WARNING: Please do not attempt this recipe at home, it comes with a risk of some very nasty (and potentially fatal) bugs – especially if you follow the original recipe’s recommendation for the pickle which has a very low vinegar content.
For my ‘Heritage Cooking Challenge’, everyone seems to agree I drew the short straw. Pickled pigeons. Hmm. My partner and I have inadvertently earned a reputation at the Warwickshire County Record Office for daring to attempt bizarre culinary creations – we recently cooked a salmon over a fire using sticks, Ray Mears style. So when this recipe was discovered in the Mary Wise cookbook, dated from the 18th century, all eyes turned to us. We heroically stepped up to the challenge.
There were a number of problems we had to overcome with the recipe. Firstly, it calls for 12 pigeons – we decided to downscale. Secondly, we were rather concerned at the risk of botulism, a rare but life-threatening condition caused by bacteria from badly-preserved meats. The original recipe only called for a small amount of vinegar, watered down. It turns out vinegar in the past was much stronger than we have today. Having never pickled anything before, I did not dare risk a weak vinegar. Therefore, we have skipped out the part of the recipe which makes a pickle from pigeon-stock and instead used a modern pickle. The flavour may be different, but I’d rather it taste strange than be deadly!
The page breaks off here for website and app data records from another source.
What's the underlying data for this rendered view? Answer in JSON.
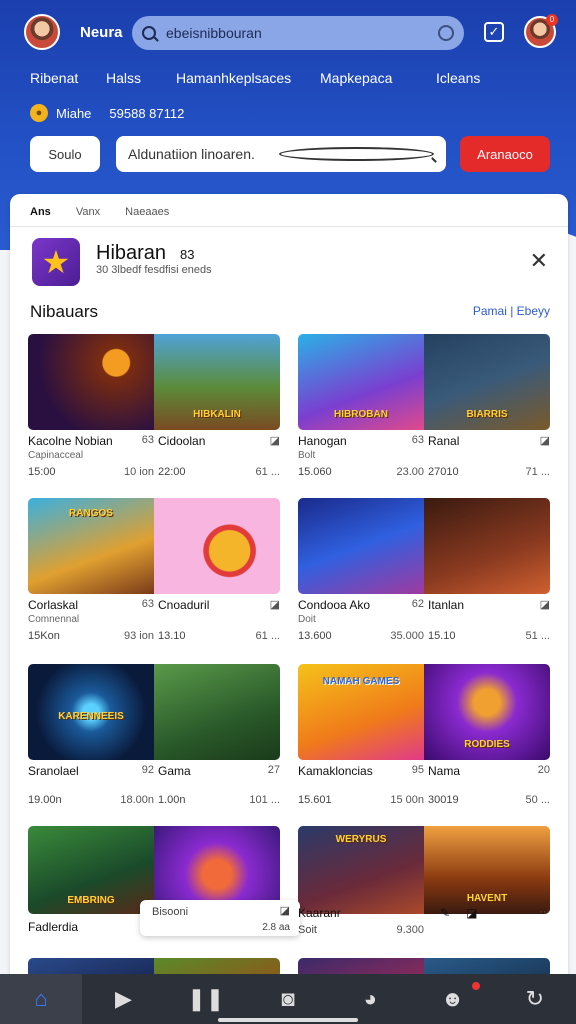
{
  "header": {
    "brand": "Neura",
    "search_value": "ebeisnibbouran",
    "check_icon": "check-square-icon",
    "profile_badge": "0"
  },
  "nav": [
    "Ribenat",
    "Halss",
    "Hamanhkeplsaces",
    "Mapkepaca",
    "Icleans"
  ],
  "coins": {
    "label": "Miahe",
    "amount": "59588 87112"
  },
  "actions": {
    "left_button": "Soulo",
    "search_placeholder": "Aldunatiion linoaren.",
    "right_button": "Aranaoco"
  },
  "panel": {
    "tabs": [
      "Ans",
      "Vanx",
      "Naeaaes"
    ],
    "app_title": "Hibaran",
    "app_title_suffix": "83",
    "app_subtitle": "30 3lbedf fesdfisi eneds",
    "section_title": "Nibauars",
    "section_links": "Pamai | Ebeyy"
  },
  "games": [
    {
      "left_title": "Kacolne Nobian",
      "left_num": "63",
      "left_sub": "Capinacceal",
      "left_a": "15:00",
      "left_b": "10 ion",
      "right_title": "Cidoolan",
      "right_a": "22:00",
      "right_b": "61 ...",
      "left_art": "HIBKALIN"
    },
    {
      "left_title": "Hanogan",
      "left_num": "63",
      "left_sub": "Bolt",
      "left_a": "15.060",
      "left_b": "23.00",
      "right_title": "Ranal",
      "right_a": "27010",
      "right_b": "71 ...",
      "left_art": "HIBROBAN",
      "right_art": "BIARRIS"
    },
    {
      "left_title": "Corlaskal",
      "left_num": "63",
      "left_sub": "Comnennal",
      "left_a": "15Kon",
      "left_b": "93 ion",
      "right_title": "Cnoaduril",
      "right_a": "13.10",
      "right_b": "61 ...",
      "left_art": "RANGOS"
    },
    {
      "left_title": "Condooa Ako",
      "left_num": "62",
      "left_sub": "Doit",
      "left_a": "13.600",
      "left_b": "35.000",
      "right_title": "Itanlan",
      "right_a": "15.10",
      "right_b": "51 ...",
      "left_art": "",
      "right_art": ""
    },
    {
      "left_title": "Sranolael",
      "left_num": "92",
      "left_a": "19.00n",
      "left_b": "18.00n",
      "right_title": "Gama",
      "right_num": "27",
      "right_a": "1.00n",
      "right_b": "101 ...",
      "left_art": "KARENNEEIS"
    },
    {
      "left_title": "Kamakloncias",
      "left_num": "95",
      "left_a": "15.601",
      "left_b": "15 00n",
      "right_title": "Nama",
      "right_num": "20",
      "right_a": "30019",
      "right_b": "50 ...",
      "left_art": "NAMAH GAMES",
      "right_art": "RODDIES"
    },
    {
      "left_title": "Fadlerdia",
      "float_title": "Bisooni",
      "float_meta": "2.8 aa",
      "left_art": "EMBRING"
    },
    {
      "left_title": "Kaaranr",
      "left_sub": "Soit",
      "left_meta": "9.300",
      "left_art": "WERYRUS",
      "right_art": "HAVENT"
    }
  ],
  "tabbar": [
    "home-icon",
    "play-icon",
    "pause-icon",
    "camera-icon",
    "compass-icon",
    "profile-icon",
    "refresh-icon"
  ],
  "colors": {
    "primary": "#1b3fae",
    "accent_red": "#e52a2a",
    "link": "#2c5bd0",
    "tabbar": "#2c3038"
  }
}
Terminology and quantities
Thirdly, I had to overcome the terminology – what does ‘taking up the vents and necks’ mean? As someone who has never deboned a bird before, this was alien to me. It turns out, it means to sew up the two ends of a deboned bird, which makes a parcel to contain the stuffing. Also, the recipe tells us to ‘grate’ the pigeon into the pickle. This is very strange – having gone to all the effort of deboning and stuffing, what is the point of grating it? I decided to discount this altogether, conveniently assuming it is an archaic term for ‘putting’ or ‘placing’.
As with many of the recipes we have encountered, the amounts are rather vague. ‘A small handful’ or ‘to taste’. We guesstimated most of the quantities of herbs.
Below you can find a transcript of the original recipe, alongside my modernised version. Once again, I do not recommend you attempt this, unless you are very confident and know a great deal about food hygiene, preserving and pickling meat.